Rushkoff does mention a proposal to create "media cafes in different American cities where people could come and learn how to write or produce essays and segments"—sort of a mainstream version of Indymedia. That could be genuinely different, especially if those cafés are embedded in already existing libraries, community centers, and schools. But putting up yet another Internet portal? That's replicating a revolution, not leading it.
As I read about this top-heavy effort to rebuild something that had already emerged from the ground up, I kept thinking of the Digital Entertainment Network, a short-lived, super-expensive child of the dot-bust era. My colleague Matt Welch worked there for a few weeks in 1999 and wrote a widely circulated memoir of the experience for the Online Journalism Review; he described a dysfunctional but extremely well-compensated corporate hierarchy that kept changing its business model, touted itself as "a cross between CNN and MTV for the Internet Generation," and didn't understand the Web well enough to recognize why you might link to other people's sites. ("I don't think we need to be sending people away from our site! I don't think that's how we make money!") What I didn't remember, until Matt kindly reminded me, was that the self-infatuated guru atop the Digital Entertainment Network was a Channel One veteran named David Neuman. Neuman's current job? He's programming director for Current TV.
"The Neuman formula for news," Matt tells me, "is tart up the anchors, make 'em younger and younger, give them the 'lingo,' and BAM! you'll succeed. It's inherently top-down and pandering, instead of bottom-up and participatory, and it was one of many obvious flaws that sunk DEN."
If you're hoping that this channel is going to be different,
think back to Miss USA's thoughts about "how lucky I am to be free
to do what the hell I wanna do! Yeah!"
Question two: Did Rushkoff really expect any better from Al Gore? Neuman clearly bears much of the responsibility for what Current became, but there's a reason his ideas resonated with the former veep. I'm reminded of something Virginia Postrel wrote about Gore, back when the man was running for president:
His favorite metaphor is "distributed intelligence."... But Gore's idea of distributed intelligence does not in any way endorse the significance of dispersed, local knowledge.
To the contrary, Gore imagines society as a giant computer system, using massively parallel processing to attack a single problem. In such a system, he explained in a 1996 speech to the American Association for the Advancement of Science, "When a problem was presented, all the processors would begin working simultaneously, each performing its small part of the task, and sending its portion of the answer to be collated with the rest of the work that was going on. It turns out that for most problems, this approach is more effective." (Actually, massively parallel processing isn't good for most problems, but that's a messy real-world detail.)
As a metaphor for society, this analogy suggests that someone in charge decides what the problem is and parcels out tasks to individuals.
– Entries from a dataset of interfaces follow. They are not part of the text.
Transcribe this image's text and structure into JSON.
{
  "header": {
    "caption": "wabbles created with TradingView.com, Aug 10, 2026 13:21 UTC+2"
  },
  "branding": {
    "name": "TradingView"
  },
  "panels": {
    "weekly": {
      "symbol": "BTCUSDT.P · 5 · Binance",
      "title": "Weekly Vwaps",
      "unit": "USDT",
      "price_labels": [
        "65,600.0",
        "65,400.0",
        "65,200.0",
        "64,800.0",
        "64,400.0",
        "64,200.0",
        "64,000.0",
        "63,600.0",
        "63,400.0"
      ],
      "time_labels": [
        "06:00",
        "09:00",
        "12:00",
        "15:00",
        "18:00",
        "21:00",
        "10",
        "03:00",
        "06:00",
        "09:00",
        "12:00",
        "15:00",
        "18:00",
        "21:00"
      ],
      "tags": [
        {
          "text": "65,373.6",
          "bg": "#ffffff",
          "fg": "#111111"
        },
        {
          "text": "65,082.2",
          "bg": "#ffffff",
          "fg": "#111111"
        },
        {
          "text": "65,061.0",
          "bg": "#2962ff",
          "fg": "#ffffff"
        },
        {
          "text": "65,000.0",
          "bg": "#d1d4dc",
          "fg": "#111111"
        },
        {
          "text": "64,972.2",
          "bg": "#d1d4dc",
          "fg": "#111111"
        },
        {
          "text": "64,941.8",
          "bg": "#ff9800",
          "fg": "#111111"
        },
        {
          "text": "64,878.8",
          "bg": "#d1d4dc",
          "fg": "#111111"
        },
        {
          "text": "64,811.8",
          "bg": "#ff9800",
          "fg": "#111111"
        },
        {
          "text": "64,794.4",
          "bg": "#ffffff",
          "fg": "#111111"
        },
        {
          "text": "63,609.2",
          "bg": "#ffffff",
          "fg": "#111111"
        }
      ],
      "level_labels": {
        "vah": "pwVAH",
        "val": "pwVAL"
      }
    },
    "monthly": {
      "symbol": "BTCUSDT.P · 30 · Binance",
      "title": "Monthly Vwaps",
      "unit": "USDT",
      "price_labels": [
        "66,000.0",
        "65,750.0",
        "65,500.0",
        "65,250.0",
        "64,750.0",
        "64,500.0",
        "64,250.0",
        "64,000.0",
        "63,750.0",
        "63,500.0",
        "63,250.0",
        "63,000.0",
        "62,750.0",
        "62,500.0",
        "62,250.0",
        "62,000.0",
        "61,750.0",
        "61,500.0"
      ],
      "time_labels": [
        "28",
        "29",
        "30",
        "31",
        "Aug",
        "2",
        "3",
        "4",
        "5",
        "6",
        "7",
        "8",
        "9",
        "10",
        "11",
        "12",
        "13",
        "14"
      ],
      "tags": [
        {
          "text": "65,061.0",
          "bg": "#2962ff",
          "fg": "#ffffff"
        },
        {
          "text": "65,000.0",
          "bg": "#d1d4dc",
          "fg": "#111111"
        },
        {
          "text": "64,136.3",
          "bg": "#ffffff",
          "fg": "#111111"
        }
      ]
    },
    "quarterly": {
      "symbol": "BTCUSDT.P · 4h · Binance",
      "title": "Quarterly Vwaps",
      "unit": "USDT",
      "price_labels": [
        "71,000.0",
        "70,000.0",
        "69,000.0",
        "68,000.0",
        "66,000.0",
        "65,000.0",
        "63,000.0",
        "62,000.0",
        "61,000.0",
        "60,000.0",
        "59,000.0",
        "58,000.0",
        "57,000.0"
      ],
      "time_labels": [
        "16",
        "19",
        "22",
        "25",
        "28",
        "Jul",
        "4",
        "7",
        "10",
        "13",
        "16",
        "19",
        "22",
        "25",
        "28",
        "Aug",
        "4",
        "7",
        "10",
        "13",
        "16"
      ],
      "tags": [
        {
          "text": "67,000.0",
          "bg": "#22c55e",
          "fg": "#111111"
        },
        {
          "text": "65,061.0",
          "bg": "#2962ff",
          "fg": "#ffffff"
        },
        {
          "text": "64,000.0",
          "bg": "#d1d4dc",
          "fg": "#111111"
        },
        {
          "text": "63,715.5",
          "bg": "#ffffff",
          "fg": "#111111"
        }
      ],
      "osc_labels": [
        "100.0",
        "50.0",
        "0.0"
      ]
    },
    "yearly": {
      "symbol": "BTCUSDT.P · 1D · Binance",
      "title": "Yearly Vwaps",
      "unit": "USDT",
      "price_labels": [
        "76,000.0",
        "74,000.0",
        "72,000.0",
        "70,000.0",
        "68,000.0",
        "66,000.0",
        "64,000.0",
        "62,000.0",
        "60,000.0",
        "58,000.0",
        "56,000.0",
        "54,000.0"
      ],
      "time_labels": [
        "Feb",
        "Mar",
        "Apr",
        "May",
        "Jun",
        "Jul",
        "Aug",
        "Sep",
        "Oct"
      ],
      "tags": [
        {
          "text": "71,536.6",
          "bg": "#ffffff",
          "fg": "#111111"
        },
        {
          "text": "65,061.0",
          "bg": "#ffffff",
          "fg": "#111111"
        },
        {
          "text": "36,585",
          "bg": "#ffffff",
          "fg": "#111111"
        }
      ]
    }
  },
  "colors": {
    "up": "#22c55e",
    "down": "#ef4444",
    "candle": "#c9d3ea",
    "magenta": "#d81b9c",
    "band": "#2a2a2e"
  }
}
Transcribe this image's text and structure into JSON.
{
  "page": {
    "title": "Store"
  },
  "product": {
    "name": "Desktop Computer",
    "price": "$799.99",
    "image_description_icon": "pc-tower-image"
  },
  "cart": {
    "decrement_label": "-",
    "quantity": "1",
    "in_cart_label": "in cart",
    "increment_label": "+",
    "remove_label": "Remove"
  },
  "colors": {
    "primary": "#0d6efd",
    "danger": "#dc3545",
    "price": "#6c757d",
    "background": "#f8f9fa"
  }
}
Individuals do not choose their own problems and purposes or respond to the needs and desires of other dispersed individuals. Asked by [Nicholas] Lemann to apply this idea to government, Gore imagined members of Congress bringing information from their districts to "assemble it at the center, in the Capitol building."
Replace those congressmen with television executives, and it sounds a lot like Current TV. Indeed, if you want to understand the difference between Al Gore's social vision and a true flowering of freedom, all you have to do is compare the TV channel he created to the Internet he didn't.